Connie, you may have wanted to be writer as a teenager, but you were not ready. Your life as a teacher, archaeologist, historian, military wife, and mother created who you are and made you ready to write. Additionally, you had time to read, to learn, to organize – all traits an author needs. Your earlier careers prepared you to write and taught you some word craft. Your time living in so many locations gave you perspective and background. Now, get busy. Don’t waste all those years of education.Which is the next book you are working on? Is it a series or a stand-alone book?
Back in late March, bored with the Pandemic, and unable to go out and do research for the book I had planned, I started writing Greg’s Fifth Adventure in Time. I had no idea of the story, the plot – nothing. I simply wrote whatever came to mind. I called my daughter and grandsons for ideas. I searched history timelines for events. I stalled. I quit. I resumed. Then one day, I had half a book. I still didn’t know where it was going and was surprised where it went. I had fun. I wrote, rewrote, and added humor. I researched on the internet as the library was closed. Before I knew it, I had a book – another upper middle-grade to teen book. I liked it. I read through it again and found I really liked it. After four beta readers, three editors, and numerous drafts, I plan to publish on 2 December.How do you usually get new ideas for your books? Do you use any tricks to get "in the zone" and get your creative juices flowing?
I read constantly, and I also do genealogical research about my Kentucky family. We’ve been here in Kentucky since the end of the Revolutionary War. This year while doing research, I found several more frontier Kentucky stories that need to be told. They’re exciting and full of drama and perseverance. I have begun to research for two more books about early Kentucky.How has your experience of being associated with AllAuthor been?
I hate marketing, and this year is even harder. I can’t go out and talk to groups. I can’t go to book fairs.

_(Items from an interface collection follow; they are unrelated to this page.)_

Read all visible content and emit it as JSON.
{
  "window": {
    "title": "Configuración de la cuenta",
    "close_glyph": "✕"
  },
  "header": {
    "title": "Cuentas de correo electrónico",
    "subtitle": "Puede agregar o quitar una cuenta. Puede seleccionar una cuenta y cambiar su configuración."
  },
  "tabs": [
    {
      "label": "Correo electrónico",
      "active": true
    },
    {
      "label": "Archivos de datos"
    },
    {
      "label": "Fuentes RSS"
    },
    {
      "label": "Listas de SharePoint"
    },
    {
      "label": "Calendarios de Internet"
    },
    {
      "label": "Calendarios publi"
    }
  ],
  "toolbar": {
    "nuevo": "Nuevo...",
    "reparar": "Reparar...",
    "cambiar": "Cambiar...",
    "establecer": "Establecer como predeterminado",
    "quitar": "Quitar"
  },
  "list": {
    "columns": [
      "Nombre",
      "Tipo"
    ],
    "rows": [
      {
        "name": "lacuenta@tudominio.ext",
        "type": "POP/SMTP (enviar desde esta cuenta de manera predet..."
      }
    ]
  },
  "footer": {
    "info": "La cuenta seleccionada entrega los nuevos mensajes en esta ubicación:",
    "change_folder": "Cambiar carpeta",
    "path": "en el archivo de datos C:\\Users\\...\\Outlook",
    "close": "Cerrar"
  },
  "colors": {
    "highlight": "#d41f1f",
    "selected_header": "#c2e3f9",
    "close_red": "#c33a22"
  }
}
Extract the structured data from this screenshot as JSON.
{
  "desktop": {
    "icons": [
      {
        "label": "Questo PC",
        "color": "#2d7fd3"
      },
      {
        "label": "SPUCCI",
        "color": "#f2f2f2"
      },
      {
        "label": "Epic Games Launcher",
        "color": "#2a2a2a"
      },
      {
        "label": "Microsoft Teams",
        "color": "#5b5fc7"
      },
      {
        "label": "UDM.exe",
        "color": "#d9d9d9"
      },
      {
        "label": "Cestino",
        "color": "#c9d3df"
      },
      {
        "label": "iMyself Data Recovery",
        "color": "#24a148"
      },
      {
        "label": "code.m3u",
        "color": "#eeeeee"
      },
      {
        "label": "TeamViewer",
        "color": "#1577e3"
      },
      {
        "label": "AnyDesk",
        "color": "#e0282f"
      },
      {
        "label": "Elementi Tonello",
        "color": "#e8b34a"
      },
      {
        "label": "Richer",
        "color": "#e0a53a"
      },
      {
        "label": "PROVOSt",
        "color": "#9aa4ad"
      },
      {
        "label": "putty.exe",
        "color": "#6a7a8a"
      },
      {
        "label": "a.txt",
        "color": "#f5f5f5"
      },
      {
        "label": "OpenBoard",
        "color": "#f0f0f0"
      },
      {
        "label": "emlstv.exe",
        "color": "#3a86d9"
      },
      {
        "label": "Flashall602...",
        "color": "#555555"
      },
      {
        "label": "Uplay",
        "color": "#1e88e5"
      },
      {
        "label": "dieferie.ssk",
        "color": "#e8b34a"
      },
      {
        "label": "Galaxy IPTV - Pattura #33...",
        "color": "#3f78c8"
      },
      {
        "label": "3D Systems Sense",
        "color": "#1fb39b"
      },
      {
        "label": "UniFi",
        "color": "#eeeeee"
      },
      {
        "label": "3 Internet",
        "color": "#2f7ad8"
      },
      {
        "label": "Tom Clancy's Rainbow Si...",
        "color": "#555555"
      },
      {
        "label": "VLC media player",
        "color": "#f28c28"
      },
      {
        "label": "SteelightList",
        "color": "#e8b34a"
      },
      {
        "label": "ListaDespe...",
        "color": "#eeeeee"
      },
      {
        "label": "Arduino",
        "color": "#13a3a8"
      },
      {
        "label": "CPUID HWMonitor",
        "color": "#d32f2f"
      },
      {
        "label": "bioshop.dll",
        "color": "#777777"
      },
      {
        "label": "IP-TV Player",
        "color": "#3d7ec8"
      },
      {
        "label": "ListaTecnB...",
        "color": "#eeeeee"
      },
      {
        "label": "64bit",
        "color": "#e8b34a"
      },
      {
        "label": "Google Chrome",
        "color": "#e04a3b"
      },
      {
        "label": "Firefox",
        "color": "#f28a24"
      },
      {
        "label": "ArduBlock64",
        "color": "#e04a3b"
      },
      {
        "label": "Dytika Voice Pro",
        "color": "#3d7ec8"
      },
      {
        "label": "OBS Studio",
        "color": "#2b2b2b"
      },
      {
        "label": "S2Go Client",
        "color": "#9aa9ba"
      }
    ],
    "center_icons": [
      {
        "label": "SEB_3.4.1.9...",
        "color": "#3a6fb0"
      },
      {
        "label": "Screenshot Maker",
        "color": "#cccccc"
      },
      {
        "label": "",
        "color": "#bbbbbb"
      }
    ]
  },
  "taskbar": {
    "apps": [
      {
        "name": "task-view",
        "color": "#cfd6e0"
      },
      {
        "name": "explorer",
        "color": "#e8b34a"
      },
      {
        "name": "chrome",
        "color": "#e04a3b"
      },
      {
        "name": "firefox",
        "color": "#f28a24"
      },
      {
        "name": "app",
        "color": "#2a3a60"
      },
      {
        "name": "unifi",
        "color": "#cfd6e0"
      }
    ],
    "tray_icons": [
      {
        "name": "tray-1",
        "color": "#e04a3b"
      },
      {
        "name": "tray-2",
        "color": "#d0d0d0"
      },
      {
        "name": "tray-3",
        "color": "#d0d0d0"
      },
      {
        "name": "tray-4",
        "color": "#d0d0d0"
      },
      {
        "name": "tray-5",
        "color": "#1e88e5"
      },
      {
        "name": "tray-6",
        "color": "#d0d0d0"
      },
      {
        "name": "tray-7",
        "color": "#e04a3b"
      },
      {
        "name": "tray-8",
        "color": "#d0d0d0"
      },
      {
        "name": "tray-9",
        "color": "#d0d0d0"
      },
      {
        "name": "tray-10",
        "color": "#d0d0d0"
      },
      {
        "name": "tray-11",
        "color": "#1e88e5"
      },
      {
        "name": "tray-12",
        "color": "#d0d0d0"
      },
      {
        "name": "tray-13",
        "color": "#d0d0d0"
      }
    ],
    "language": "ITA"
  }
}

I needed a way to reach more readers. I have joined and un-joined several such author support/marketing groups in the last five years. So far, AllAuthor has been easy to use and gives me social interaction without much effort on my part. I hope to develop this more in the coming months.
Early in grade school, C.M. Huddleston wanted to be a dancer – mainly ballet. That dream was replaced by high school with an intense desire to be an author. Connie writes fiction under the name C.M. Huddleston and history volumes under her full name. Her novel, "Greg's First Adventure in Time" brings early American history to life for middle-school readers. Her stories are an excellent read for young adults, well-paced, and full of fun information.